There is much more to be written about the Nevill both before and after the Second World War. Conversations with present and past residents of the Nevill Estate make it clear that there is a great affection for this area of Lewes and a strong sense of community. New contributions, pictures, memoirs welcomed.
Ann Holmes 2018
Grateful thanks to John Kay and Bob Cairns, Rendel Williams, and Rosemary Page for the use of pictures from their collections
Grateful thanks to Brian Beck, Brian and Jacqueline Bodle, Elizabeth Broadbridge, Alan & Isobel Fennemore and Chris Field for extracts from their memoirs.
Chris Field sadly died in October 2017. His wife, Liz tells us: “Chris’s ashes were scattered on the Downs above where he lived and where the Battle of Lewes took place in 1264. A fitting farewell for an ardent lover of his hometown Lewes.”
- Ordnance Survey 1911: Lewes Library
- Minutes of Board of Guardians Aug 1835 – Mar 1839 G/6/1a/1 ESRO at the Keep
- Sussex Express 3 September 1920: microfilm Lewes Library
- Lewes Borough Minutes (DLD 1/5 ESRO at the Keep)
- 1938 copy of the agreement made in 1920 between the Abergavenny Estate and the Borough of Lewes: Deeds 20 South Way
- Lewes Borough Minutes ibid
- Map showing which parts of Nevill estate received Government Housing Subsidy: Deeds 20 South Way
- Pike’s Directory for Lewes, Seaford & Newhaven Lewes Library
- Sussex Express 1 October 1920: microfilm Lewes Library
- Sussex Express 8 October 1920: microfilm Lewes Library
- Pike’s Directory for Lewes, Seaford & Newhaven ibid
- Lewes Borough Council building control plans (DL/A/25 The Keep)
- Ordnance Survey 1930: Lewes Library
- Photo of South Way & Nevill Crescent.

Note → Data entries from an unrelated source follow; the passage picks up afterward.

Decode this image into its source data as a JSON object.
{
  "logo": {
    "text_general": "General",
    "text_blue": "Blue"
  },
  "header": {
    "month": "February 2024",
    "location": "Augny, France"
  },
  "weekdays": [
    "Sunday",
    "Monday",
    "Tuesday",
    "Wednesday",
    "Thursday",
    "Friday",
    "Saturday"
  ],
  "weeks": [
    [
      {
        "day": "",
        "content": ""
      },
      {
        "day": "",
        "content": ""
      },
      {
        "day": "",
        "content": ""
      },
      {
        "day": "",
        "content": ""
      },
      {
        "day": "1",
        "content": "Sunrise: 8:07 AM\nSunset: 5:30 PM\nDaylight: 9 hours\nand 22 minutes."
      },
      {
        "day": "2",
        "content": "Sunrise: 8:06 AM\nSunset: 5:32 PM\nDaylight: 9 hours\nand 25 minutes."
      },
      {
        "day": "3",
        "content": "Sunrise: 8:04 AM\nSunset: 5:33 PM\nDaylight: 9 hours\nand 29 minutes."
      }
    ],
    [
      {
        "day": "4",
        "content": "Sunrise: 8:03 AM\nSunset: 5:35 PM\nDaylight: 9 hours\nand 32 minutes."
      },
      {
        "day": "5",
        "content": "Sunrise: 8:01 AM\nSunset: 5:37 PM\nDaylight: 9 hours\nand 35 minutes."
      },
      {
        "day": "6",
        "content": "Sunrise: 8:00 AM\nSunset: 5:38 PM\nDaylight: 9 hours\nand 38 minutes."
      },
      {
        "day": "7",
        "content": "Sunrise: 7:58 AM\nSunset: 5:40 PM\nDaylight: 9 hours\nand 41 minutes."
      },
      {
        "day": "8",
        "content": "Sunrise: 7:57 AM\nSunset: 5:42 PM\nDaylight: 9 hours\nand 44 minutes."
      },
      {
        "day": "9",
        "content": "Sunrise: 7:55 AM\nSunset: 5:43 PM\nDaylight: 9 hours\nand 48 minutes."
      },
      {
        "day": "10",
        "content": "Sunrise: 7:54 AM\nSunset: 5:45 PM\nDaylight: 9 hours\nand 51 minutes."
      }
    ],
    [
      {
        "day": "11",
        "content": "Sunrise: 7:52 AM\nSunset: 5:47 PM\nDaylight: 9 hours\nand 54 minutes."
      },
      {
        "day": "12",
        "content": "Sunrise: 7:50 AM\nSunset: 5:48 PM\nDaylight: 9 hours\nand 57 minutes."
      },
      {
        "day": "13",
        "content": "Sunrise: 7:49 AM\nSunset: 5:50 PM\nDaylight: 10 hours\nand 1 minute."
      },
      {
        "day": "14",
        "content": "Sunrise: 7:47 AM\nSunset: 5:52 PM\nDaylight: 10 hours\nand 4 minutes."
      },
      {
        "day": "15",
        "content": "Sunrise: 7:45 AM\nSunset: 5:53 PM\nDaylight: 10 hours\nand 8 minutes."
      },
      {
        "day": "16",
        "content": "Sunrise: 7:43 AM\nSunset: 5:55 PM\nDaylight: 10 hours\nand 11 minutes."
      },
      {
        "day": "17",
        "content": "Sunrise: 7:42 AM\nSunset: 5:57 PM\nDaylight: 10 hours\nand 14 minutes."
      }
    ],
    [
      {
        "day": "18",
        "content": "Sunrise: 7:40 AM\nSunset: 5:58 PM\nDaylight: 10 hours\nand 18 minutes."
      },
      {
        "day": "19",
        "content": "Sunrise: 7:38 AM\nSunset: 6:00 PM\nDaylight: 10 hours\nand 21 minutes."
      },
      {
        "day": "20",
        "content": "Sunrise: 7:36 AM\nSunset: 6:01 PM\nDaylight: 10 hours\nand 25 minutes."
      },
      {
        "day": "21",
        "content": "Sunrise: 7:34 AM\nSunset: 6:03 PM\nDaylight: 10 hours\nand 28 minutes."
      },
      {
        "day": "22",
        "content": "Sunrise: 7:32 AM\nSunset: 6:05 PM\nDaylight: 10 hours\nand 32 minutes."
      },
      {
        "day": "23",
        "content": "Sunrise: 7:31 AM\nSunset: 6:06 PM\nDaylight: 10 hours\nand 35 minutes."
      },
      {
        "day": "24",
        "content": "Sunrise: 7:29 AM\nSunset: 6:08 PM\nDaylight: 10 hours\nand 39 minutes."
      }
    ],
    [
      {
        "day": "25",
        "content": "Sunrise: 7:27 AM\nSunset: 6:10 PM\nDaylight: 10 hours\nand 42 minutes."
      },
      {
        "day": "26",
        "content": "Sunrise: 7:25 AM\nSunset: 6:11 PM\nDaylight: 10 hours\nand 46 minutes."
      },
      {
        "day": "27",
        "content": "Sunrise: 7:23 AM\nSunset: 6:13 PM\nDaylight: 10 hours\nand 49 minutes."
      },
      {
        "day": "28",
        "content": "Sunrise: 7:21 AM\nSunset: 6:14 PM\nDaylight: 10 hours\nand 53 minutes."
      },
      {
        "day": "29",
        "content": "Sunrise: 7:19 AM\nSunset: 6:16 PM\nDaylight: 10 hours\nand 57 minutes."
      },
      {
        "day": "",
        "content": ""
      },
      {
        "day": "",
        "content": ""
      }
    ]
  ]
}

Probably in the mid-1920s. John Kay collection
- Photo of North Way. Probably early 1930s. Bob Cairns collection
- Lewes Borough Minutes ibid
- Photo of Middle Way and Cross Way. Bob Cairns collection
- February 1932 ‘Lewes Chat’ in the Sussex Express: microfilm Lewes Library
- Sussex Express Lewes Chat 5 July 1935
- Sussex County Herald May 3 1935: microfilm Lewes Library
- Lewes Borough Council Minutes ibid
- Photo of corner of Middle Way and South Way. Ann Holmes
- Lewes Borough Council building control plans (DL/A/25 The Keep)
- Aerial photo of the second part of the Nevill Downs Estate under construction in the mid-1930s. Image supplied by Robert Cheesman
- Photos of Highdown Road with shops and Hamsey Crescent: Bob Cairns, and Rendel Wlliams collections
- Memoirs of Elizabeth Broadbridge
- Photo of Firle Crescent: Rendel Williams Collection
- Photo of Windover Crescent: Bob Cairns collection
- Memoirs of Brian Beck
- Memoirs of Chris Field
- Sussex Express 15th Nov 1935 and Borough Minutes (ibid)
- Plan showing extra land sold to South Way houses 1939: Deeds 20 South Way
- Interview with Alan Fennemore recorded 2012
- Image of sheep fair in front of Lewes Prison, courtesy of Karen Tillstone and Lewes Past Facebook Group
- Ralph Elliston, Lewes At War 1939–1945, SB Publications, 1999
- Ordnance Survey 1938 revision of 1930 map: Lewes Library
- Ralph Elliston, ibid
- Field memoirs, ibid
- Memoirs of Jacqueline Bodle